What creates a village community?
The roots of the word “Community” come from the Latin.
“Cum” meaning together, among each other and “munus”, meaning the gift, or the corresponding verb “munere”, to give.
Hence “community” = to give among each other.
Could it be more obvious? Communities are created by individuals but they are more than the sum of the individuals. The whole is more than the sum of its parts, in which all the combined talents of the residents provide for ingenuity and communal problem-solving skills.
Communities are not automatically created by similar religion, culture, blood or language, but can be created across borders. Today in our culture many people lament the loss of community. To understand how that loss came about, we must understand how community is created. Anthropologists tell us that communities are established through forms of gift-giving. Gift giving was developed as the earliest form of social security. Social ties help people in tough times, particularly in difficult or unpredictable environments. On a remote island the dependency factor is a natural occurrence and so fostering this understanding is of benefit to the entire group.
“Assume that you need a box of nails. You can go to the hardware store and get one. There is no expectation by either you or the shop clerk that any future reciprocity is involved. This is one of the main reasons that monetary exchanges are so efficient. Each transaction stands on its own. However, no community has been created either. Now, assume that you go out for another box of nails, and your neighbor is sitting on his porch. When you tell him you are going to buy a box of nails, he responds: “Oh, I just bought six boxes the other day. Here is one; it will save you the trip to the hardware store”. He also refuses your offer to pay.
What has happened?
From a purely material viewpoint, in both cases you end up with your box of nails. But as the anthropologist would point out, in the second case something else has happened as well. When you meet your neighbor again, you will definitely say hello. And if ever on a Sunday he rings the doorbell because he needs some butter, you will most likely share yours. The gift of the box of nails is a community-building transaction. The purchase is not. (Lietaer 2001)

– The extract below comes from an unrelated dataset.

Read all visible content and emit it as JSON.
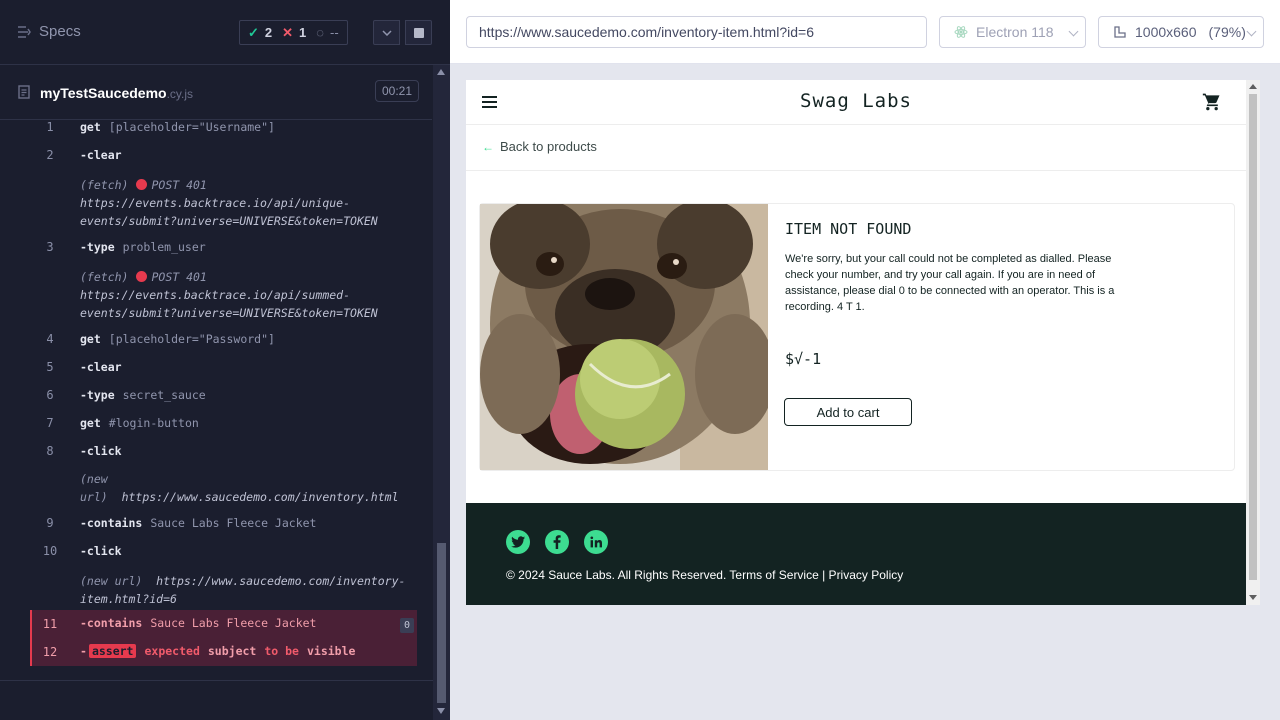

If we are looking at how systems function, a commercial transaction is a closed system, the nails versus the money. In contrast, the gift is an open system. The gift process creates something that the monetary exchange does not. A new thread has been woven into the communal fabric. This gift giving and its profound effects on community creation has been documented by traditional societies all over the world, not just in the Fiji Islands. There are many advantages for us to adopt a similar approach to co-creating the community we are looking for. As visitors and residents we are not allowed to compete within the local labor market in Fiji. An open exchange of goods and services on a non-monetary basis is however permissible, and should therefore be encouraged, whether it will be in the form of an alternative currency or through simple gift exchange among neighbors and villagers. Niche markets that cannot be filled with local labor are allowed to operate and can in turn provide labor for villagers should they need it. Rather than paying anyone with cash, especially villagers, offer to help fix something or participate in a needed project when asked.
The tragedy of the commons – What we want to be aware of.
The tragedy of the commons is a dilemma arising from the situation in which multiple individuals, acting independently and rationally consulting their own self-interest, will ultimately deplete a shared limited resource, even when it is clear that it is not in anyone’s long-term interest for this to happen. On Koro Island, unlike in the article that I use as the reference, the “common access resource” is not a pasture that gets depleted, but the “commons” consists of the tangibles of the ocean, the forest, the birdlife, and the intangibles of the peace and quiet, the friendliness of the islanders and the beauty of the island. We all share in it and need to protect despite the fact that we do not own more than a small piece of real estate each. By irresponsibly using or infringing on the “commons” through pollution, noise or carelessness we infringe on the privilege of every other person to enjoy it. So tread lightly, share, be open-minded and think communally rather than individualistic or “Western”. After all, that what you wanted to leave behind when you came here in the first place.